Anxiety, insomnia, irritability, muscle aches, sweating, and diarrhea are common withdrawal symptoms as well.

“The best way to describe opioid withdrawal symptoms is a very bad flu,” Huang said.

These withdrawal symptoms can cause patients to illegally seek out the drugs, according to the guidelines.

That can include dangerously strong additives, like fentanyl, Huang adds. And if someone stops taking opioids then goes back to the original dose they were taking, they put themselves at risk for an overdose.

When patients are appropriately tapered off the drugs, the risk for withdrawal is exponentially lower, and patients have a greater chance of making a full recovery.

The guidelines stress that each patient should have their own custom tapering plan that’s in line with their goals and concerns.

“The ultimate goal is more than just to lower opioid use. It is to improve the patient’s health and function. To maximize the chance of success, the patient’s medical, functional, pain, and psychological needs should be addressed by a team of specialized providers,” Huang said.

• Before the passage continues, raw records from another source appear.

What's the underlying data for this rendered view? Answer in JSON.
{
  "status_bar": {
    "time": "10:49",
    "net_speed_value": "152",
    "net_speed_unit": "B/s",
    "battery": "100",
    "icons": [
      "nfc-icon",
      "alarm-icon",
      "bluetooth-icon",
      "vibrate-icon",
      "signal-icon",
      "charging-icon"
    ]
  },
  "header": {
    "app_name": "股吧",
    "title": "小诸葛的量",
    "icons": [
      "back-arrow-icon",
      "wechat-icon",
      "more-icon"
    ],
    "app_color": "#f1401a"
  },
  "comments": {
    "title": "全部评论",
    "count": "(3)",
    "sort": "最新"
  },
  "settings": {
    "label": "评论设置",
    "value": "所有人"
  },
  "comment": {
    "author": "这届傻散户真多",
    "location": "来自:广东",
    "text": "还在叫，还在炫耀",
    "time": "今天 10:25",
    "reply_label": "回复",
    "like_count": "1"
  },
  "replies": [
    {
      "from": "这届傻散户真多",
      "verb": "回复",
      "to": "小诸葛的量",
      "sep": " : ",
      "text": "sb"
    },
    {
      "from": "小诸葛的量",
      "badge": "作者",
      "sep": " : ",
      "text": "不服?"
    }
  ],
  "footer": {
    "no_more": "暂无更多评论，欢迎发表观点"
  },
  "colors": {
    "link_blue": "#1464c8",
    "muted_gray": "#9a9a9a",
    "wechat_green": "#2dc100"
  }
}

For example, the longer someone’s been taking opioids (i.e., for a year or more), the longer their taper will take, the HHS notes.

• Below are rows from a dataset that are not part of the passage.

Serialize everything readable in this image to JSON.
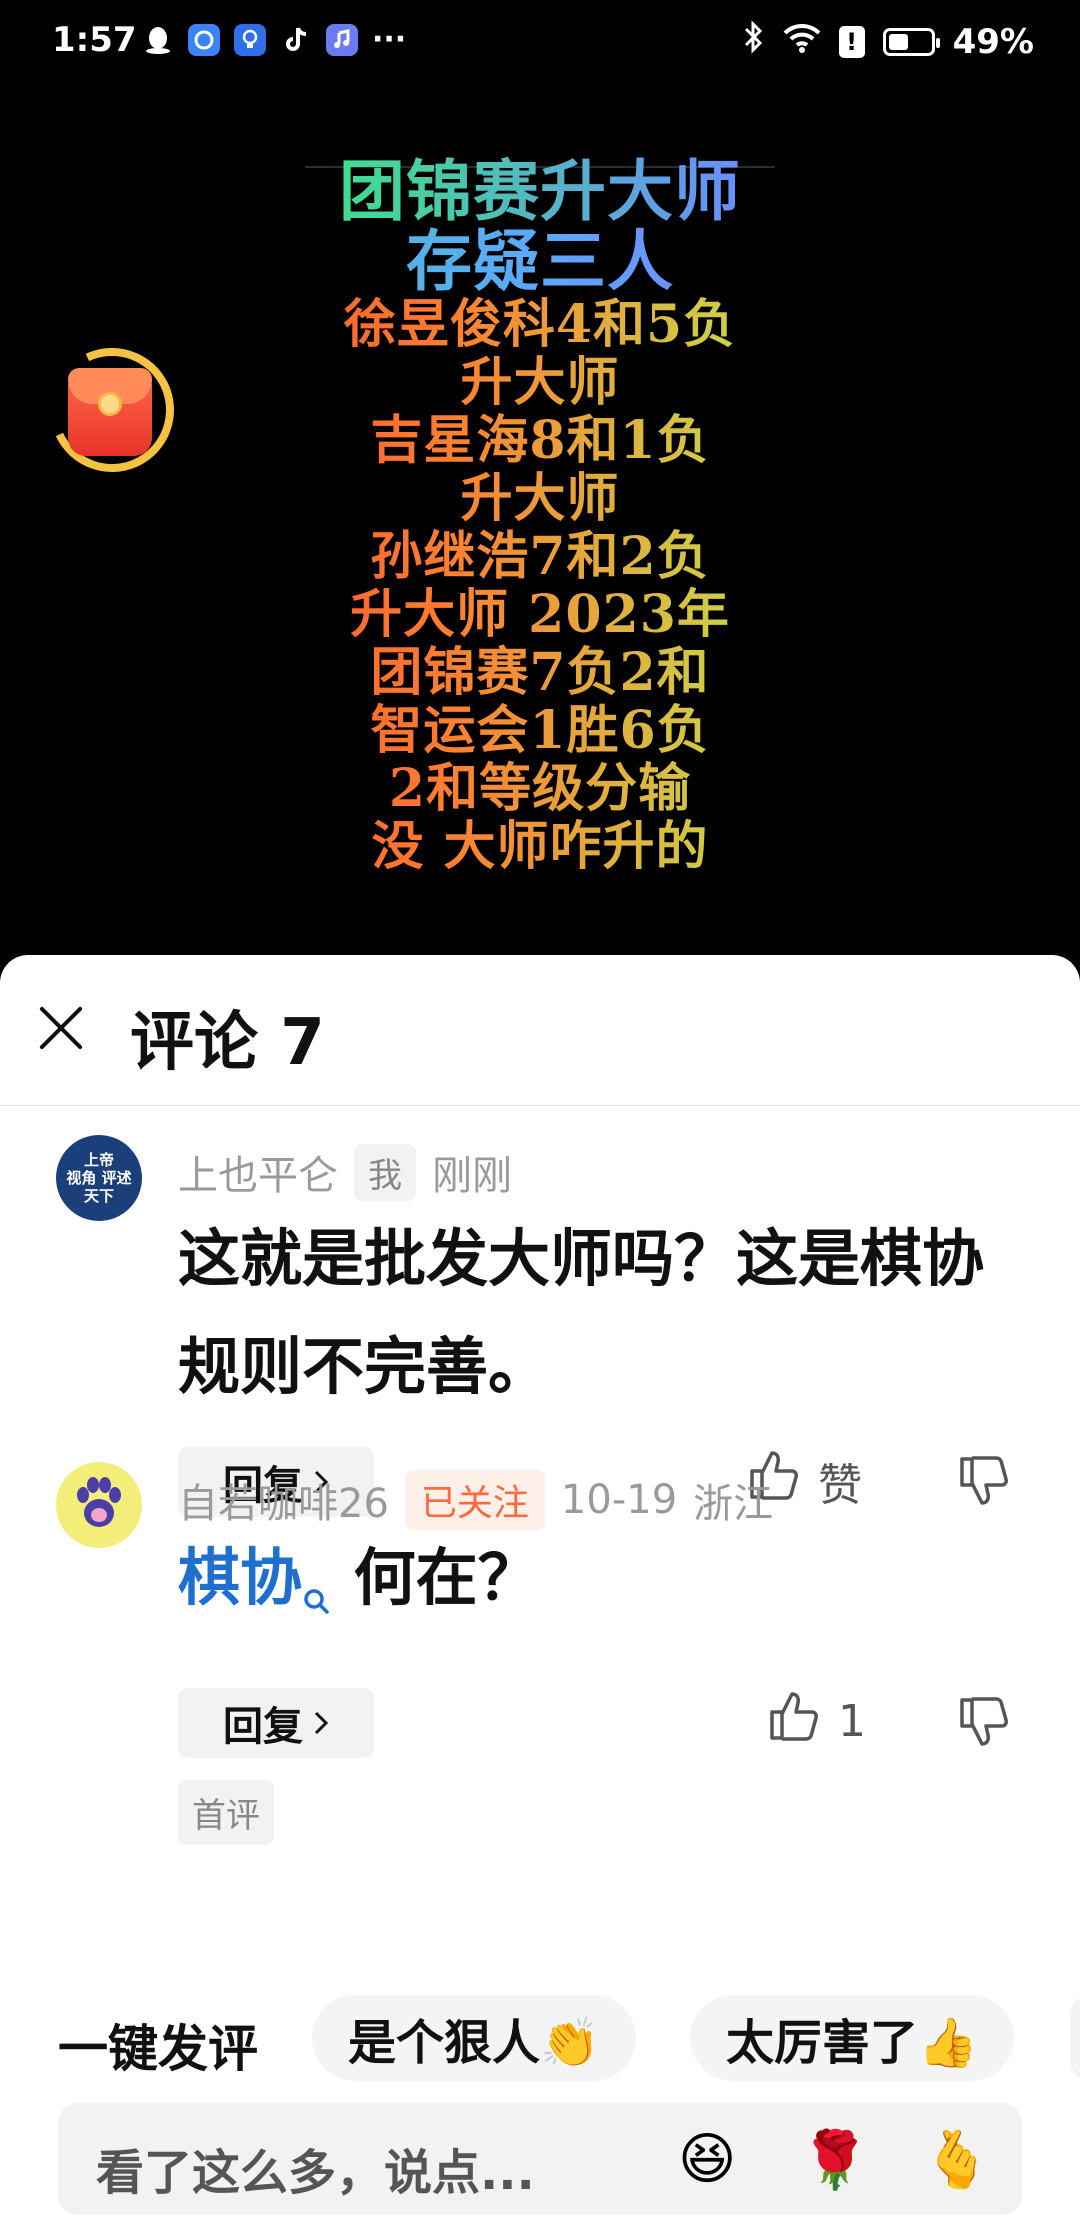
{
  "status_bar": {
    "time": "1:57",
    "left_icons": [
      "qq-icon",
      "browser-icon",
      "bulb-icon",
      "tiktok-icon",
      "music-icon"
    ],
    "more": "···",
    "battery_percent": "49%",
    "battery_level": 0.49
  },
  "video": {
    "title_line1": "团锦赛升大师",
    "title_line2": "存疑三人",
    "lines": [
      "徐昱俊科4和5负",
      "升大师",
      "吉星海8和1负",
      "升大师",
      "孙继浩7和2负",
      "升大师 2023年",
      "团锦赛7负2和",
      "智运会1胜6负",
      "2和等级分输",
      "没 大师咋升的"
    ]
  },
  "sheet": {
    "title": "评论 7"
  },
  "comments": [
    {
      "avatar_text": "上帝\n视角 评述\n天下",
      "username": "上也平仑",
      "tag": "我",
      "time": "刚刚",
      "text": "这就是批发大师吗？这是棋协规则不完善。",
      "reply_label": "回复",
      "like_label": "赞"
    },
    {
      "username": "自若咖啡26",
      "tag": "已关注",
      "time": "10-19",
      "location": "浙江",
      "link_word": "棋协",
      "text_rest": "何在？",
      "reply_label": "回复",
      "like_count": "1",
      "badge": "首评"
    }
  ],
  "quick_reply": {
    "label": "一键发评",
    "chips": [
      "是个狠人👏",
      "太厉害了👍"
    ]
  },
  "input": {
    "placeholder": "看了这么多，说点...",
    "emojis": [
      "😆",
      "🌹",
      "🫰"
    ]
  }
}
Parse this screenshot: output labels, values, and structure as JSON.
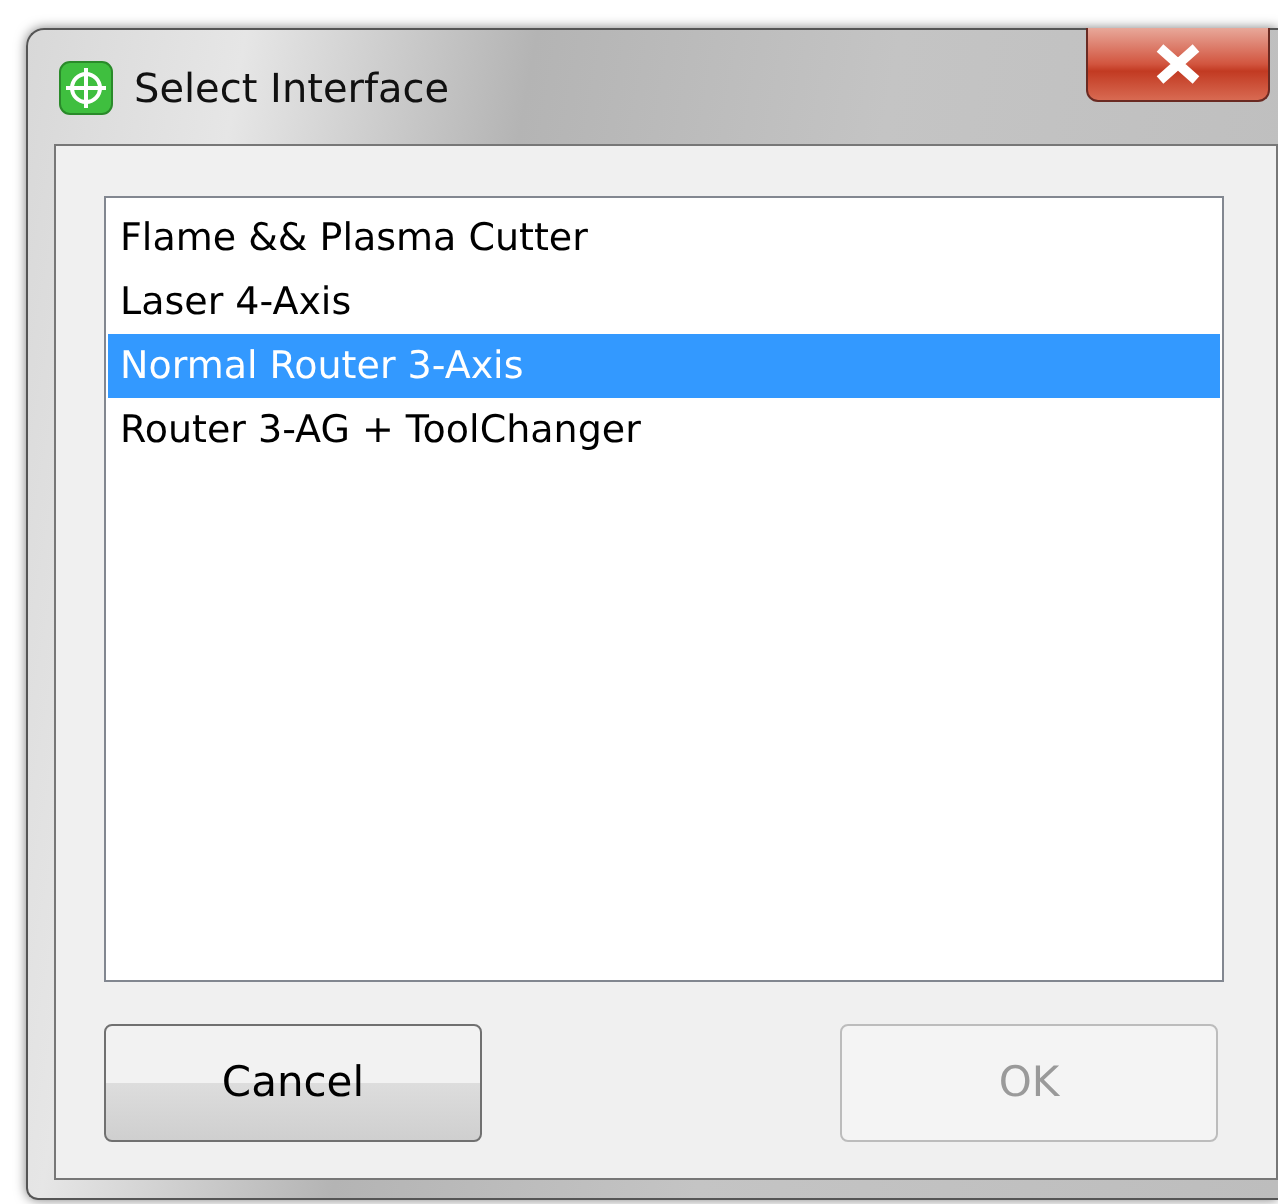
{
  "window": {
    "title": "Select Interface"
  },
  "list": {
    "items": [
      {
        "label": "Flame && Plasma Cutter",
        "selected": false
      },
      {
        "label": "Laser 4-Axis",
        "selected": false
      },
      {
        "label": "Normal Router 3-Axis",
        "selected": true
      },
      {
        "label": "Router 3-AG + ToolChanger",
        "selected": false
      }
    ]
  },
  "buttons": [
    {
      "label": "Cancel",
      "disabled": false
    },
    {
      "label": "OK",
      "disabled": true
    }
  ]
}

On the other hand, some patients can tolerate a faster taper, especially those who’ve been using opioids for weeks or months rather than years.

If a patient’s being tapered off and begins to experience withdrawal, it’s best to pause and restart when the patient is ready.

Lastly, some patients who experience chronic pain could very well benefit from opioids at an appropriate dose, many health experts believe.

“Opioid utilization is warranted for many, and we should not lose sight of this. When considering reduction and/or halting of opioids, consequences that can lead to increased risk of morbidity/mortality need to be closely monitored and planned for,” Kapoor said.

The opioid epidemic is still very much alive, but Huang says the new guidelines are a great step in the right direction.

The Department of Health and Human Services (HHS) released new opioid guidelines last week, warning doctors that taking patients off opioids too quickly could do more harm than good.

The guidelines focus on the benefits of gradually and safely weaning people off the drugs. The government hopes they’ll help lower patients’ risks for withdrawal and overdose.

The guidelines aren’t a one-size-fits-all approach, health experts say. Each patient should be tapered off opioids in a manner that prioritizes their own goals and concerns.